Sometimes when I’m delivering a workshop I ask people to close their eyes and imagine something or someone.
Today I’m going to do that here. It will be a bit different of course, because you can’t close your eyes and read at the same time, but still I want you to read the next line and notice what images come to mind. Write it down if you want to. Ready?
When you think of a foodbank, what do the people look like who are there to get food? How did they find themselves in this situation? And are they single, married, or do they have children?
On Sunday I walked into the grocery store and right outside the door were volunteers saying “Happy Thanksgiving” and handing out paper bags for foodbank collection. Smart, I thought. Get people on the way in on a day when many are feeling thankful. Very good strategy. I took a bag. On it, there is printed writing that suggests some of the things you can purchase – canned vegetables and fruit, canned protein, baby formula.
I have a 6-year-old, so whenever I purchase things for the food bank (which, I’m embarrassed to say is not often) I usually focus on things for young children, so I headed to the baby food aisle. You can find some national statistics about who uses food banks (by age) here.
Food Bank Donation

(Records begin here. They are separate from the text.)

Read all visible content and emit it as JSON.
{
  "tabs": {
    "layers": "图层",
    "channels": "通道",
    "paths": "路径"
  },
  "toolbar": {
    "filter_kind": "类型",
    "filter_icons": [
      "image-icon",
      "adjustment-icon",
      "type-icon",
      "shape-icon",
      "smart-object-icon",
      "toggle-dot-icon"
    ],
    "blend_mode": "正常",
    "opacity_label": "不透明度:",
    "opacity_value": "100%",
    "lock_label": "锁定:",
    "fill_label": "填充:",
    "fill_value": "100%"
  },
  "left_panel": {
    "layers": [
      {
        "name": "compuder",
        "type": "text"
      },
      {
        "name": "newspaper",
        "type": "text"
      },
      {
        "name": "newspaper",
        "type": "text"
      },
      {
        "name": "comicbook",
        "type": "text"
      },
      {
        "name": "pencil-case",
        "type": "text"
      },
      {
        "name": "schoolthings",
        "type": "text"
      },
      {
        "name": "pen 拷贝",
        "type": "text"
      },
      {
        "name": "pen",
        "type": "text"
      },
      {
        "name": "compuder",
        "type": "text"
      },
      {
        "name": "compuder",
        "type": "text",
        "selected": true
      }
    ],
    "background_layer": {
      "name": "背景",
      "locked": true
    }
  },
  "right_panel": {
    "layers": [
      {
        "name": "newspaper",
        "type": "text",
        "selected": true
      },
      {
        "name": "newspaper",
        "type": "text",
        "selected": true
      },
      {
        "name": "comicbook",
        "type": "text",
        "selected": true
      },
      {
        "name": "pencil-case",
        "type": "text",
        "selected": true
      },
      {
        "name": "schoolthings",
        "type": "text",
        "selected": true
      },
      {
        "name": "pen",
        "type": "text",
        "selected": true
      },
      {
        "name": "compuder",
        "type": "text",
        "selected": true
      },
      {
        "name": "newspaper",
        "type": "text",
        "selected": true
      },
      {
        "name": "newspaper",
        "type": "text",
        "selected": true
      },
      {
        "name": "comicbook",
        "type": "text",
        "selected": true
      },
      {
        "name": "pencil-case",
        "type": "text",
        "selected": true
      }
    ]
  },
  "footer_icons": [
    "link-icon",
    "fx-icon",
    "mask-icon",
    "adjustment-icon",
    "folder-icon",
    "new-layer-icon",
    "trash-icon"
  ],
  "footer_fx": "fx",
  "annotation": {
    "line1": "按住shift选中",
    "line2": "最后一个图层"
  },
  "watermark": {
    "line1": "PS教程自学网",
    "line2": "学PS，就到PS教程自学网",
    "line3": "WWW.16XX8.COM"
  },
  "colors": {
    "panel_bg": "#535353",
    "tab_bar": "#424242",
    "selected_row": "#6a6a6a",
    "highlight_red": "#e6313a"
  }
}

But while I was heading to the baby food aisle, I passed the canned fish and chicken which were down the aisle from the “ethnic foods” (on a side note, I’m looking forward to the day when we can purchase Indian curry etc in an aisle that isn’t marked ethnic. Then we will have arrived closer to the idea of inclusion…). But I digress.
As I passed the prepared Indian food I realized the people in my imaginary foodbank were white: Until that moment, I had never considered buying something like a prepared paneer dish you just have to heat up to put into the food bank bag. So I had to stop. That made no sense, but there it was.
Here’s the thing, and it’s ridiculous but it’s a great example of how the brain wants to hold onto what it knows. I know that Mississauga (where I was, visiting my mom) has a high South Asian population. As does it’s neighbouring city Brampton. I also know, because of my work, that poverty in Canada has a colour.
The Colour of Poverty
The United Nations Report of the Working Group of Experts on People of African Descent on it’s mission to Canada (August 2017) states that:
- 25% of African Canadian women are living below the poverty line compared to 6% for white Canadian women.
- Black children living in poverty: 33% for those of Caribbean heritage, 47% for those with continental African heritage (compared to 18% for white children)
The Globe and Mail published an article that speaks to some of the issues that crossed my mind in the aisle this weekend.
There is also a Canadian website called the Colour of Poverty. They have up to date posts, but their fact sheets are dated. Still, I’m guessing that sadly their content is still relevant today.
Mental Associations in Action…
So what did I do?
Here’s a perfect example of how our brain makes mental associations and holds onto them even in the face of knowledge or evidence to the contrary; I bought baby food, canned soup and canned chicken. I passed the paneer. Why? Because my thought was: What if no one wants it?
Can you believe it?!
I know about the statistics above and the colour of poverty.
The Globe and Mail article did not surprise me: my mother’s neighbours have recently immigrated from Syria, and so I hear personal stories.
And yet I can’t get past Campbell’s soup and tuna as choices for the food bank?!
Which means my desire to help has left out a whole lot of people. They will walk into the Food Bank and feel that when they look on the shelves and don’t see items they love. They will feel less seen, less valued, less important. Less cared for. They may feel invisible.
All the things I work hard to shine a light on a eradicate every day.